Usually, when you think of an Ultrasound, you think of a pregnant woman looking lovingly at a grainy image that’s supposed to be a picture of a baby. So why would your doctor ever want to use an Ultrasound for when you’re sick? Unless maybe he or she thinks you are pregnant?

The truth is, Ultrasound technology has many more uses than just allowing expecting parents the ability to see their baby as he or she develops. Ultrasound can be used to detect illnesses, diseases, and even early warning signs for some cancers.

But what exactly is an Ultrasound? Are there risks associated with it? Keep reading to find out why you might need an Ultrasound and what that means when you’re sick and not pregnant.

What Is an Ultrasound?

Ultrasound is an imaging technique medical professionals use to see what is going on inside the body. It’s non-invasive, meaning there is no surgery or cutting of any kind. Instead, the Ultrasound machine sends a series of high-frequency sound waves into the body at the target area. Some of the waves are reflected off the tissue it comes in contact with. The sound waves bounced back are recorded and interpreted by the Ultrasound machine. Those interpretations are then displayed on a monitor as an image. All of this happens in real-time.

The Ultrasound machine begins to transmit, receive, record, interpret and display an image as the wand is moved around. New advancements in the technology have allowed Ultrasound machine cost to be lowered. Making the machines more affordable.

What Is it Used For?

As mentioned, Ultrasounds can be used for a variety of reasons. One of which is to detect cancer. The cancerous tissue can be detected early enough to allow surgery to remove it before it has a chance to spread.
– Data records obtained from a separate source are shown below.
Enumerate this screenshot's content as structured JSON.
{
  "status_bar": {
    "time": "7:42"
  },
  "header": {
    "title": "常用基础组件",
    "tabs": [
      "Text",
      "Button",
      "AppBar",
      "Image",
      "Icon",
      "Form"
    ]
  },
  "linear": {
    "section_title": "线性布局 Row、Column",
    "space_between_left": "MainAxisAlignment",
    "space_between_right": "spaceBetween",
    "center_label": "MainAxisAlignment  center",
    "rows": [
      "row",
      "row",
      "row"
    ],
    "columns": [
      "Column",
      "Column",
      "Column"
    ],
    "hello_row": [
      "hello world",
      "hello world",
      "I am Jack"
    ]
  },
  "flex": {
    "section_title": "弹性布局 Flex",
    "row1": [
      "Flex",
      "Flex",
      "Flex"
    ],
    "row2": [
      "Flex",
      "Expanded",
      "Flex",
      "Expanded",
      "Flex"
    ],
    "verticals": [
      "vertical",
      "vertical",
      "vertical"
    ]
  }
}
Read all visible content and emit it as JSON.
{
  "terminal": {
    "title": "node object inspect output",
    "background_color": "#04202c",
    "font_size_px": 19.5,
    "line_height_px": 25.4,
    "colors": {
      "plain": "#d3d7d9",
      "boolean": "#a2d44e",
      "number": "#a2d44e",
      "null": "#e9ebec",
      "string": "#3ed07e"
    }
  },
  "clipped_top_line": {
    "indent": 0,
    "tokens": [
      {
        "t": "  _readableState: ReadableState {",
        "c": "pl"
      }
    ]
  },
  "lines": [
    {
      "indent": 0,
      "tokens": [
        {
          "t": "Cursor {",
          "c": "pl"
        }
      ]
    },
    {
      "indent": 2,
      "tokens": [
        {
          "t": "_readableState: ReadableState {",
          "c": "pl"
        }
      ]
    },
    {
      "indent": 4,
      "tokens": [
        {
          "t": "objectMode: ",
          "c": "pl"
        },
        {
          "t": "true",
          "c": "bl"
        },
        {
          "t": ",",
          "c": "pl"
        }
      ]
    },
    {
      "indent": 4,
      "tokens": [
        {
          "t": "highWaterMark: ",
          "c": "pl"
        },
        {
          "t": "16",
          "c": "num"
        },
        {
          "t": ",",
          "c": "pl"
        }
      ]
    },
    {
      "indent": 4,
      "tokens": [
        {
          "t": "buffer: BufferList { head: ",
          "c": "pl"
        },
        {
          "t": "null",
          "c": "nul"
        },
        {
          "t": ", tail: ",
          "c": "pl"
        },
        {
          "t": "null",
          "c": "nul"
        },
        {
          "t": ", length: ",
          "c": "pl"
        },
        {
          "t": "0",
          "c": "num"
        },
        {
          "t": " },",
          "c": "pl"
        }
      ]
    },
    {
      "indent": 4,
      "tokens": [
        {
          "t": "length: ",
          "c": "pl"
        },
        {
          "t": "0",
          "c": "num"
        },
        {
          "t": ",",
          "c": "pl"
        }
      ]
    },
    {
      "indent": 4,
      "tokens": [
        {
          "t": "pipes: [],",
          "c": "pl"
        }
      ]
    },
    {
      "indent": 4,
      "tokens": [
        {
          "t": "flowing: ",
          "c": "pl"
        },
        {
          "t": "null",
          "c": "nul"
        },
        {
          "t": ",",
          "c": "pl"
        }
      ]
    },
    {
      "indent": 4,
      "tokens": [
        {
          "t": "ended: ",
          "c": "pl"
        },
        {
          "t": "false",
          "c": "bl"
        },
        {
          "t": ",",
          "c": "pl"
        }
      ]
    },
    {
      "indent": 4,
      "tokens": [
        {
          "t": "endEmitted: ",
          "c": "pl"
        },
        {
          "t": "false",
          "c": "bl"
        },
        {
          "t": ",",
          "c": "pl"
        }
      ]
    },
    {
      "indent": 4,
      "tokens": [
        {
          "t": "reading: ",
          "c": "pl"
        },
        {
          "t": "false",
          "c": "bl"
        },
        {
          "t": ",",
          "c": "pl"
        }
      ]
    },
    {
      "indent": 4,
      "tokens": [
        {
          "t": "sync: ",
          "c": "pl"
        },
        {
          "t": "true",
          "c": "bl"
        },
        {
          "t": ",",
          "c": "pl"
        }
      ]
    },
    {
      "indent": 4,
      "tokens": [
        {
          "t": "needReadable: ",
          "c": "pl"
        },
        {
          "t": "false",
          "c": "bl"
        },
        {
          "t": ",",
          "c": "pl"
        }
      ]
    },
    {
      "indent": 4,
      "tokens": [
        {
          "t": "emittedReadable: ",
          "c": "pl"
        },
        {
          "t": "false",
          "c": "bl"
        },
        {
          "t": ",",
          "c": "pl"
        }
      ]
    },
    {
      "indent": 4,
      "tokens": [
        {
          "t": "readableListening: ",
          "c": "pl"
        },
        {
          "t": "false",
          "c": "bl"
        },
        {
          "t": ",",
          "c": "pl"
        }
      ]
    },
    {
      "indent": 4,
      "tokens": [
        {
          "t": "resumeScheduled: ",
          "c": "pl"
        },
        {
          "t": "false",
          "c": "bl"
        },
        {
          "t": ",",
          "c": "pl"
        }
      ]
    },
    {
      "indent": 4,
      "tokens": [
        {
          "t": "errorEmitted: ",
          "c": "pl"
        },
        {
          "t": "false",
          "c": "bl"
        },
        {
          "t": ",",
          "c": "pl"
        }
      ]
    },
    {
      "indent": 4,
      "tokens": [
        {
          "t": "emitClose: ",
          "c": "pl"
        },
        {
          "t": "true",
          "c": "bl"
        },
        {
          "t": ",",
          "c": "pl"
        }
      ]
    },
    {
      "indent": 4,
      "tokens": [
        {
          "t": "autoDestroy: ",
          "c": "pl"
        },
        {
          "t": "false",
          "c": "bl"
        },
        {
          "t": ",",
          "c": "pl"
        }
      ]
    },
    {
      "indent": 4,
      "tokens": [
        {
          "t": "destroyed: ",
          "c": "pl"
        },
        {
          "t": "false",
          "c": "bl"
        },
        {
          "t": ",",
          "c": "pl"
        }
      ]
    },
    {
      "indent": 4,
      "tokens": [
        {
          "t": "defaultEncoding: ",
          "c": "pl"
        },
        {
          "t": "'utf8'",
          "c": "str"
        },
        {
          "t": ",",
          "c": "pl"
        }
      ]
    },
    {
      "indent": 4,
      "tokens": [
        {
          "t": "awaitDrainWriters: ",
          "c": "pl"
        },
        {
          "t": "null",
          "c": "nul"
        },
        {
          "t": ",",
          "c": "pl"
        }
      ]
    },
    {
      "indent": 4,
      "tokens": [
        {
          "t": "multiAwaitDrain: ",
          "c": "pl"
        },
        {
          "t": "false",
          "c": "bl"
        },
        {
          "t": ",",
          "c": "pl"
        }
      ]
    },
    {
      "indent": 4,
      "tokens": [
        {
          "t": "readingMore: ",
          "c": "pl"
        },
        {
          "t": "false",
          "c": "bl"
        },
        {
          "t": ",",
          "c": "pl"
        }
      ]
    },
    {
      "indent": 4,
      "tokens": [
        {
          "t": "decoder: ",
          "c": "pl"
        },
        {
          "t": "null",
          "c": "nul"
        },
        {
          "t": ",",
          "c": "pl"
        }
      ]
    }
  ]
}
Oftentimes, it’s difficult to explain exactly what is happening inside our bodies. Ultrasounds provide doctors the ability to see what is going on inside our bodies in a non-invasive way. This allows for the early detection of certain illnesses and diseases.

Some of the issues an Ultrasound can detect are enlarged lymph nodes, kidney or gallbladder stones, fluid around the heart, and abnormal blood vessels. Ultrasounds allow for early detection quickly without the need to restrict your diet the night before in preparation for anesthesia, as anesthesia is not used to conduct an Ultrasound.

Are There Risks?

An Ultrasound is a non-invasive technique, which means there is no need for surgery or procedures. The Ultrasound machine is wheeled into the room where the patient is, then the gel is applied to the target area and the wand, and then the wand is placed on the area.

There is no need to worry about anesthesia or restricting your diet the night before. Often, the Ultrasound will take place during the same visit the doctor requested it. The area where the wand will make contact with the skin needs to be shaved if necessary. But the nurses will do this for you. This is to ensure there are no cuts or open wounds after. Trust them, you won’t want that gel on those open wounds. Nor will that wand feel good being dragged across your wounds.

Also, Ultrasounds are even safer than X-rays when it comes to imaging. Moreover, an Ultrasound offers the ability to look at more than just the skeletal structure. The Ultrasound machine cost and safety make it an ideal choice for many diagnostic tools and equipment.

Providing the Care You Need

When it comes to our own care, we are often surprised by how little we know about our bodies. Despite how healthy a lifestyle you live, there is always a moment with a doctor where you don’t know how to answer a question.

This is where equipment like Ultrasound machines come in. Allowing doctors the ability to see what’s going on inside your body without needing surgery. The advancement in this technology has helped lower the costs of the machines, allowing for more practices to provide the service.

This helps both the patients and the doctor’s practice. Patients will receive better care, and the doctor will gain a competitive advantage. Regardless, knowing your doctor is ordering an Ultrasound and can provide one on-site helps ease your mind, and you can rest assured that you know you’re getting the best care possible.

Cite this article as:
Editorial Staff, "Why Do I Need an Ultrasound When I Am Not Pregnant?," in Medicalopedia, June 29, 2019, [Permalink: https://www.medicalopedia.org/7574/why-do-i-need-an-ultrasound-when-i-am-not-pregnant/].